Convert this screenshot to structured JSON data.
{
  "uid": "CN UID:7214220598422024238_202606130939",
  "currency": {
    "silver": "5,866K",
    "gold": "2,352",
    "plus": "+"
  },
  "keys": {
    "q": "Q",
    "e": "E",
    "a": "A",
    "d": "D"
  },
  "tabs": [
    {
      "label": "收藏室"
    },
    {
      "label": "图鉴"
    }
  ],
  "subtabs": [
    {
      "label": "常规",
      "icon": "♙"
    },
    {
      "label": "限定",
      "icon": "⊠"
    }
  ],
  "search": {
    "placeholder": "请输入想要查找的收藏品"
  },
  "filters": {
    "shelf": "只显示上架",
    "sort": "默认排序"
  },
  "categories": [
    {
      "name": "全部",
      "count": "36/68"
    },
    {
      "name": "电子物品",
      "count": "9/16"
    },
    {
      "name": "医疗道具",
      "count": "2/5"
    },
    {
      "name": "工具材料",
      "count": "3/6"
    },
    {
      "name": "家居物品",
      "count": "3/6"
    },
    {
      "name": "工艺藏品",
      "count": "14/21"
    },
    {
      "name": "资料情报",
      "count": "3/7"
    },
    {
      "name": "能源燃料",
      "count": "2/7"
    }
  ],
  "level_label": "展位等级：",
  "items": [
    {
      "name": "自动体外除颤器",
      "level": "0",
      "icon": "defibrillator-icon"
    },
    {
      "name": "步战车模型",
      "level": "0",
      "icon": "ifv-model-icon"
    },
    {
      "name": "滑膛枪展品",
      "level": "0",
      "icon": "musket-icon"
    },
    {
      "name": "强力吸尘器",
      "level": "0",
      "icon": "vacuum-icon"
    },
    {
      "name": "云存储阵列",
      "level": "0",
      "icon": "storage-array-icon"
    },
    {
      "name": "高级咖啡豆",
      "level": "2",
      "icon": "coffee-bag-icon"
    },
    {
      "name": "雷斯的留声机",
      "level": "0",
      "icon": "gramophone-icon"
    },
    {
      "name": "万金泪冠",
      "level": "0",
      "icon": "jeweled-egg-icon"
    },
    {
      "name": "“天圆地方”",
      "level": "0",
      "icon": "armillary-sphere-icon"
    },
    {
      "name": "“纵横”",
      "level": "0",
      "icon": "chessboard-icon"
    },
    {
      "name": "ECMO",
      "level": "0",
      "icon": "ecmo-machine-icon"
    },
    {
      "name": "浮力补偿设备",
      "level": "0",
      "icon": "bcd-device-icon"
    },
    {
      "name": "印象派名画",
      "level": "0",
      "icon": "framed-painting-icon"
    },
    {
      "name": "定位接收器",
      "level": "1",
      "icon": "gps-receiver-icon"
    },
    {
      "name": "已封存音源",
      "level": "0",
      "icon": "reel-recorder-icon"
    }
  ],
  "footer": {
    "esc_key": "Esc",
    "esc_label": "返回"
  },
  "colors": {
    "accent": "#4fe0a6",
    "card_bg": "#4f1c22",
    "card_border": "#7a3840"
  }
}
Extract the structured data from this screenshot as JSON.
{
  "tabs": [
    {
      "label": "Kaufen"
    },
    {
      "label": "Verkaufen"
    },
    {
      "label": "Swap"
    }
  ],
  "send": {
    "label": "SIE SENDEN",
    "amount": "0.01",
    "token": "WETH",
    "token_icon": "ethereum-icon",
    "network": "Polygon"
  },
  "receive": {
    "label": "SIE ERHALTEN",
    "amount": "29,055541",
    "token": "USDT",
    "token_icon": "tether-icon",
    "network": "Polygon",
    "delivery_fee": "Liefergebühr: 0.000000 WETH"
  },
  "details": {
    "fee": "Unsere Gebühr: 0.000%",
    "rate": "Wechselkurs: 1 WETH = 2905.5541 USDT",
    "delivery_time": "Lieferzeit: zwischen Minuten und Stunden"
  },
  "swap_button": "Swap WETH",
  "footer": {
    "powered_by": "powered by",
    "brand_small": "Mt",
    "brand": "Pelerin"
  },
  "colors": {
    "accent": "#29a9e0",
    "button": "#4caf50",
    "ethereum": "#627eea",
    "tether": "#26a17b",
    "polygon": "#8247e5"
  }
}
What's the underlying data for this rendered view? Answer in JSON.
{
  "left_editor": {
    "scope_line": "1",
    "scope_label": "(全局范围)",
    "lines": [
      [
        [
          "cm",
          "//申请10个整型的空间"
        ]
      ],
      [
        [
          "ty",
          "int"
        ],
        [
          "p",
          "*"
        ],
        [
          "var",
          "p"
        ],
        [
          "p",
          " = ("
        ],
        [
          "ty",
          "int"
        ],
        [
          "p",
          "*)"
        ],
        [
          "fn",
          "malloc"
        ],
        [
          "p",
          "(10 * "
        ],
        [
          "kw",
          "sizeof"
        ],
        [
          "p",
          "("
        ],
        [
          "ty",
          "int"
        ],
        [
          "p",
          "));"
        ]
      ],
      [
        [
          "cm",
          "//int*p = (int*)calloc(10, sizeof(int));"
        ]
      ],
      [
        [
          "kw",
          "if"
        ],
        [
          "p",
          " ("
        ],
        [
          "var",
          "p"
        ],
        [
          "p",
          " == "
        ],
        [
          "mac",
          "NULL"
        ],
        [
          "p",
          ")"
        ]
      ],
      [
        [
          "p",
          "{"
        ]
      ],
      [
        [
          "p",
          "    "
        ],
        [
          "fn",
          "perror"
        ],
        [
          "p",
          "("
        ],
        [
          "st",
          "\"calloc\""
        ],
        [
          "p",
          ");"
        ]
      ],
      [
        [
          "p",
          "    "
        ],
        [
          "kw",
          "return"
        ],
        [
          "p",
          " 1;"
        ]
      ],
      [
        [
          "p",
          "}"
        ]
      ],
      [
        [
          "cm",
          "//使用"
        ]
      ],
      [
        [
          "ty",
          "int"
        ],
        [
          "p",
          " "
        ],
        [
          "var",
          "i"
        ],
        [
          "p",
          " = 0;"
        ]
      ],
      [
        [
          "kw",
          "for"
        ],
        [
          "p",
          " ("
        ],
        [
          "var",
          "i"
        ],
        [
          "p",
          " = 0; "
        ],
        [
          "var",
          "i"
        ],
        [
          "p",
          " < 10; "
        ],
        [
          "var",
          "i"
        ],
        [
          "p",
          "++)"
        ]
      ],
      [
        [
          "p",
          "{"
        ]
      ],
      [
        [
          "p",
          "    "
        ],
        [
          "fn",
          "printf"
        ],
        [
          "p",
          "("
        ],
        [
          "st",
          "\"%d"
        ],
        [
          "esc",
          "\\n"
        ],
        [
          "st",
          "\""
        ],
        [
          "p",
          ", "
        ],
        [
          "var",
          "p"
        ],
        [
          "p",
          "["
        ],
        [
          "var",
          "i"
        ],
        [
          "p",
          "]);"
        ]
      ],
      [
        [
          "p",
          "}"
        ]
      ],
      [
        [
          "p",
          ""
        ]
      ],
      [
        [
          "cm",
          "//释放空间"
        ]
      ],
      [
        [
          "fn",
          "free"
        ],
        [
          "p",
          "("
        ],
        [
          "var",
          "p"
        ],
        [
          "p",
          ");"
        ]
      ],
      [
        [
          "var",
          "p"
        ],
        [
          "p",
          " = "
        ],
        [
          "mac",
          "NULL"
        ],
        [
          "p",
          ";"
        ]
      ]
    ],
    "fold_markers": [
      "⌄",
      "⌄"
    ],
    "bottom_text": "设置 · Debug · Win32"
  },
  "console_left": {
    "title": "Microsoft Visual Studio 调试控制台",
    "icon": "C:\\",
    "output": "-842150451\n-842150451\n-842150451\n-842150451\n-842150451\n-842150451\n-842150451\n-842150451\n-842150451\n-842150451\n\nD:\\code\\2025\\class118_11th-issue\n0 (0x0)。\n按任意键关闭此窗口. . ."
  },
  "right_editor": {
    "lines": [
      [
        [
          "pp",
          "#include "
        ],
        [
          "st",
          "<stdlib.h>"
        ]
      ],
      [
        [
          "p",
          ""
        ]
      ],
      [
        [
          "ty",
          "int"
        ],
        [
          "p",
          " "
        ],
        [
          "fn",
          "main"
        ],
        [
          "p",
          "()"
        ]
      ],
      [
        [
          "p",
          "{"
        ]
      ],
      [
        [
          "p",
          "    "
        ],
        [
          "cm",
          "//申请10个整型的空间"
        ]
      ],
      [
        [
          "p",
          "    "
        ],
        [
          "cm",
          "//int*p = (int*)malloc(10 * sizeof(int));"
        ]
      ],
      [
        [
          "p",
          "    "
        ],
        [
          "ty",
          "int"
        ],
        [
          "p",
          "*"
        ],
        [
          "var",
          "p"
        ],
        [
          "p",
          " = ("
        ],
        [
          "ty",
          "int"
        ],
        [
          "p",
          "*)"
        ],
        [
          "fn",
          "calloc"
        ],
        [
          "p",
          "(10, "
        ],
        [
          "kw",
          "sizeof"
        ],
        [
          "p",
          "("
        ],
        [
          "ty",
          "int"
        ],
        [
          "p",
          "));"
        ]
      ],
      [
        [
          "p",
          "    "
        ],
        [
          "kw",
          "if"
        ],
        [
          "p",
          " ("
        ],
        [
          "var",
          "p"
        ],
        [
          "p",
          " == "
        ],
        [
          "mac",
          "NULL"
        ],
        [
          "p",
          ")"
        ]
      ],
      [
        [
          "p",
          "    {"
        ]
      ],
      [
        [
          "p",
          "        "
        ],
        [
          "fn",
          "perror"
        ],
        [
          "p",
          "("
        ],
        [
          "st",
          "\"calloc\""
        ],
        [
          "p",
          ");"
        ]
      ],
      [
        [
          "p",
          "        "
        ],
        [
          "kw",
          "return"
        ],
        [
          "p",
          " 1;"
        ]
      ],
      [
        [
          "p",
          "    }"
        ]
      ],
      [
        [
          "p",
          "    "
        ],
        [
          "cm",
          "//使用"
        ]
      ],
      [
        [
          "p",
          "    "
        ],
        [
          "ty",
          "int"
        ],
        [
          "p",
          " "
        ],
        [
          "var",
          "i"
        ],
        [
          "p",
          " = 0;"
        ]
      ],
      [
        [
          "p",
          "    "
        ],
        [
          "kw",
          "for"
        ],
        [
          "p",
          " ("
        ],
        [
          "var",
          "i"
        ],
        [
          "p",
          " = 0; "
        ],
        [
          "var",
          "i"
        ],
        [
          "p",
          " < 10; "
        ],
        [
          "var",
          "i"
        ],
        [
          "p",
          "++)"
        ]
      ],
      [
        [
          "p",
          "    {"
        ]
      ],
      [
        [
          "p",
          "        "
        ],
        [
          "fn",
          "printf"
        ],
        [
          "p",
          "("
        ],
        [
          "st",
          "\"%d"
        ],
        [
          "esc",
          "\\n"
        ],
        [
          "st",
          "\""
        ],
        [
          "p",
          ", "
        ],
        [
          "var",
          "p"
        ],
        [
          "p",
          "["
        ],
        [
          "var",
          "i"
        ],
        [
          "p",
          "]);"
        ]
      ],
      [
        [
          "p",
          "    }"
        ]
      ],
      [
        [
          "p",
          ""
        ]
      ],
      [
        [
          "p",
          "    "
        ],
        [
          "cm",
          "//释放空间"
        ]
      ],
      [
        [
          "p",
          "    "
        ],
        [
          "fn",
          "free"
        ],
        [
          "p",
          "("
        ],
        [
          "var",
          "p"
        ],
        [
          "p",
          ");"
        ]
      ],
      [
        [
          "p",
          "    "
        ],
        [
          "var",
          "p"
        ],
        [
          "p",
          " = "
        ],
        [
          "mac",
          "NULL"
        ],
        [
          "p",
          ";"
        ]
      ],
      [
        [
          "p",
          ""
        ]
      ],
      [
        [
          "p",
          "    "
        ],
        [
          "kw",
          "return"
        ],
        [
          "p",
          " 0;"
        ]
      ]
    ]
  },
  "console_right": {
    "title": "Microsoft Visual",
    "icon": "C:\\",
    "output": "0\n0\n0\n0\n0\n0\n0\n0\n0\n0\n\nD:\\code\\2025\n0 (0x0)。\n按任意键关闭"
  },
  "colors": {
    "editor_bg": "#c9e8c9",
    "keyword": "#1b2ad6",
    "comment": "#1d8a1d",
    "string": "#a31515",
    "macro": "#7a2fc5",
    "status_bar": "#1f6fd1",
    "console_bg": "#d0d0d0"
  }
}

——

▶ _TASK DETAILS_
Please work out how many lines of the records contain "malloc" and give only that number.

▶ _WRITTEN SOLUTION_
2